* EXERCISE INSTRUCTIONS *
Where the string "JSON" occurs in a line of the entries below, copy that line.

┌─ EXCERPTED DATA

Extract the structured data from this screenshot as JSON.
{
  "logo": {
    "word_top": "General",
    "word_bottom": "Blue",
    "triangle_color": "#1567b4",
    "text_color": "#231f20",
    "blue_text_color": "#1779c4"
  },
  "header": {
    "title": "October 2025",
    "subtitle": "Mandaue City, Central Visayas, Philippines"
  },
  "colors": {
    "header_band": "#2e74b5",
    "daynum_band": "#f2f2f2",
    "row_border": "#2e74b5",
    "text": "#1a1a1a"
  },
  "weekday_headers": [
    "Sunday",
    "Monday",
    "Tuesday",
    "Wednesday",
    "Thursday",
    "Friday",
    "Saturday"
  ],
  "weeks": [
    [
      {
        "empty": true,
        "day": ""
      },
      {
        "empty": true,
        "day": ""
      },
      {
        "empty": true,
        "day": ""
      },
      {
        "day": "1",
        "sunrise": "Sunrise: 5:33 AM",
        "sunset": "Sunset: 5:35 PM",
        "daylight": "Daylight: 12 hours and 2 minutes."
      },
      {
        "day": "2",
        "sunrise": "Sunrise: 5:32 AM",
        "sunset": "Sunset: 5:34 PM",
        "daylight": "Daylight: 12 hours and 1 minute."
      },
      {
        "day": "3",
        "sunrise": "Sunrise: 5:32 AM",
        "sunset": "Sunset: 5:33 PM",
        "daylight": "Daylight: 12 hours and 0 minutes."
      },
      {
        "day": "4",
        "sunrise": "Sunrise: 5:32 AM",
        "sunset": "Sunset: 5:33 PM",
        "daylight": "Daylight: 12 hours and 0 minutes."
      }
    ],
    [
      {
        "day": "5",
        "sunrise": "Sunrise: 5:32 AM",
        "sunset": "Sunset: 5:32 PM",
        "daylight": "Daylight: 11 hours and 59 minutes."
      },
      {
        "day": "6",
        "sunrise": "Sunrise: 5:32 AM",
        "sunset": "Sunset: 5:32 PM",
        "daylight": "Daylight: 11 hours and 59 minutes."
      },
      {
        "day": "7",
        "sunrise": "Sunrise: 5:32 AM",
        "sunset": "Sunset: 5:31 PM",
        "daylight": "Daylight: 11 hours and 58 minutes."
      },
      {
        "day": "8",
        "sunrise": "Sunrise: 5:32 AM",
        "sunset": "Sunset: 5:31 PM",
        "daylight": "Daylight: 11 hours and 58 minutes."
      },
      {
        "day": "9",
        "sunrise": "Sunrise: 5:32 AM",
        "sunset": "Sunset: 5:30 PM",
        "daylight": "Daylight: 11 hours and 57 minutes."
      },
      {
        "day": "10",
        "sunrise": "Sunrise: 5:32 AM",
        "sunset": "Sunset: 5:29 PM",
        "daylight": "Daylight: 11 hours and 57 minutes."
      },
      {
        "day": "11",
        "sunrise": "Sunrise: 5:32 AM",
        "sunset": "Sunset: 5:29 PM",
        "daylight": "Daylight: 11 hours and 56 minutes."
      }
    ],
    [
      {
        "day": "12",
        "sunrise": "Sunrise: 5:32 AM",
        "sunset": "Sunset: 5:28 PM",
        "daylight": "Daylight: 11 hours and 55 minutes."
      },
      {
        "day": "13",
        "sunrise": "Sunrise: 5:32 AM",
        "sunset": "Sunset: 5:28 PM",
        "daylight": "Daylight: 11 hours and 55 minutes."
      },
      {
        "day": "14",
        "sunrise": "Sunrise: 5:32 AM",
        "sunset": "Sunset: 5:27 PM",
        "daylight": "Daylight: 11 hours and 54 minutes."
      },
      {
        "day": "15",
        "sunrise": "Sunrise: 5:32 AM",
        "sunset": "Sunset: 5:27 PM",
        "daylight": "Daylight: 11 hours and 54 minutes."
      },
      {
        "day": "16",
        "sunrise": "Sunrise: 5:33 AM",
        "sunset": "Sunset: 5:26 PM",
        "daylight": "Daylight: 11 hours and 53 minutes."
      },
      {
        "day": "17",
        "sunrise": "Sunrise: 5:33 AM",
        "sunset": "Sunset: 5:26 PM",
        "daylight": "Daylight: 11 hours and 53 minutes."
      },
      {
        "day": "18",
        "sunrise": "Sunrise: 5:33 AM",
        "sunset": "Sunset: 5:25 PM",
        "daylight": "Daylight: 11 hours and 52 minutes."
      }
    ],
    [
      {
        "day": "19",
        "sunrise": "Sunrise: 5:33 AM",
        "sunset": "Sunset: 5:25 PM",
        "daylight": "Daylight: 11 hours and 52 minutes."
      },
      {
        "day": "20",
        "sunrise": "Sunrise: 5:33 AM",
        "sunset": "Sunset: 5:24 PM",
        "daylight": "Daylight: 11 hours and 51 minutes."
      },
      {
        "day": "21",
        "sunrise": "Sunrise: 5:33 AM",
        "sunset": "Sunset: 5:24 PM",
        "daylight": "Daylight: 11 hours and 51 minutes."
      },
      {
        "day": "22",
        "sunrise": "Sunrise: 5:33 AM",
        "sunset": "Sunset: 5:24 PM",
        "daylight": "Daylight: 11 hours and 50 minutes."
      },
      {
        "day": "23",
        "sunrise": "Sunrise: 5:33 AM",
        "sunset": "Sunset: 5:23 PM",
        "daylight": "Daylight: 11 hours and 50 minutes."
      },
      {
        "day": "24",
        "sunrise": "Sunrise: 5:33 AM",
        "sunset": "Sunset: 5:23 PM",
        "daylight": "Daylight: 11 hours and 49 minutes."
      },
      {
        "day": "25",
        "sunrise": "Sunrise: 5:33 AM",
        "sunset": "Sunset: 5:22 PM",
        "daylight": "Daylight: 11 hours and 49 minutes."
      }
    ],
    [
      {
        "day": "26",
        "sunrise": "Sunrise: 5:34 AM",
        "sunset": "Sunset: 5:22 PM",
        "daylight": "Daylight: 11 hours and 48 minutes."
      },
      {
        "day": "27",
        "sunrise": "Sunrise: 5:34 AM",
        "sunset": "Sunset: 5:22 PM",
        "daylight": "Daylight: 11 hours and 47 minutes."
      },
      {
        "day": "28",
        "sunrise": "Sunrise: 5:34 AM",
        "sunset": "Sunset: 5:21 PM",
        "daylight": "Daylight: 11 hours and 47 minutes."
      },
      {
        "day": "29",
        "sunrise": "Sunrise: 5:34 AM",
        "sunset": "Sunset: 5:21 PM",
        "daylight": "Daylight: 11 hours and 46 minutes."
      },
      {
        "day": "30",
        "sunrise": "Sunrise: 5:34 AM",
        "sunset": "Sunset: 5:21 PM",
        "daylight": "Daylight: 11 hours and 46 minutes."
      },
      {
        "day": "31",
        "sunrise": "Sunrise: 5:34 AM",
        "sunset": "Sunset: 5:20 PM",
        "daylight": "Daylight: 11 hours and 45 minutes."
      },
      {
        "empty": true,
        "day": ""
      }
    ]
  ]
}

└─
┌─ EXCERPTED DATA

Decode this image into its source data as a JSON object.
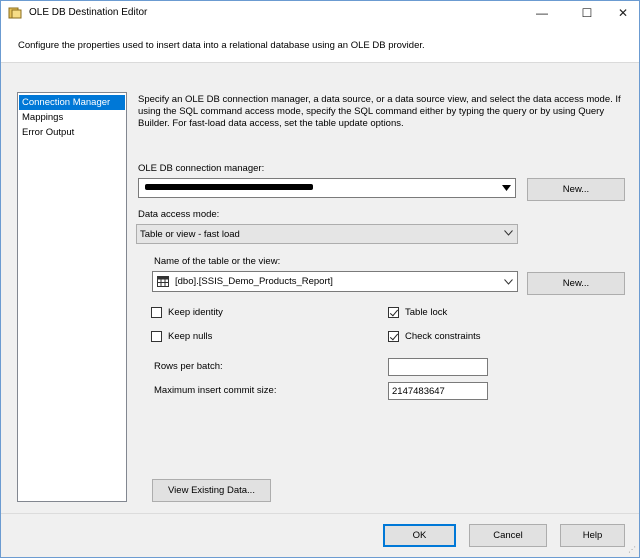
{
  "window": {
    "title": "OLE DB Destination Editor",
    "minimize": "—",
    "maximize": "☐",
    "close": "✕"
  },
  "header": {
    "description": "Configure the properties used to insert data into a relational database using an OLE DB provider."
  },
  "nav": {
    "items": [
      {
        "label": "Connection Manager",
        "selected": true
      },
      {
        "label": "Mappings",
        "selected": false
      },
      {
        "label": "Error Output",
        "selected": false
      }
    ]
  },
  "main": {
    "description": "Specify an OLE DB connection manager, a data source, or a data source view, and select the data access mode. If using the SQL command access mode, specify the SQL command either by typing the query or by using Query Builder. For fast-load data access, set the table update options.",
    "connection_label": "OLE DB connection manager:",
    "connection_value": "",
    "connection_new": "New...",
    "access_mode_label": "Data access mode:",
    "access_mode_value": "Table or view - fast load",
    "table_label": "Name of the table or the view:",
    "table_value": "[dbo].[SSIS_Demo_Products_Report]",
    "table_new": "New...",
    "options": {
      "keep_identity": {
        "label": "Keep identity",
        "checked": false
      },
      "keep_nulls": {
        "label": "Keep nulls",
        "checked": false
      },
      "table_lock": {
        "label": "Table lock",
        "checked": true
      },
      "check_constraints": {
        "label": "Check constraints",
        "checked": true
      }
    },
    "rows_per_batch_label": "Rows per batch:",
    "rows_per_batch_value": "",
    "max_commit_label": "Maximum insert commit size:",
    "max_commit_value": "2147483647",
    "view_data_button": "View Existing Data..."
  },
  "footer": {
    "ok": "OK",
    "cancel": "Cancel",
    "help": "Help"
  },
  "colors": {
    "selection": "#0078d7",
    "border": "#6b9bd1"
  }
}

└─

* ANSWER *
Extract the structured data from this screenshot as JSON.
Decode this image into its source data as a JSON object.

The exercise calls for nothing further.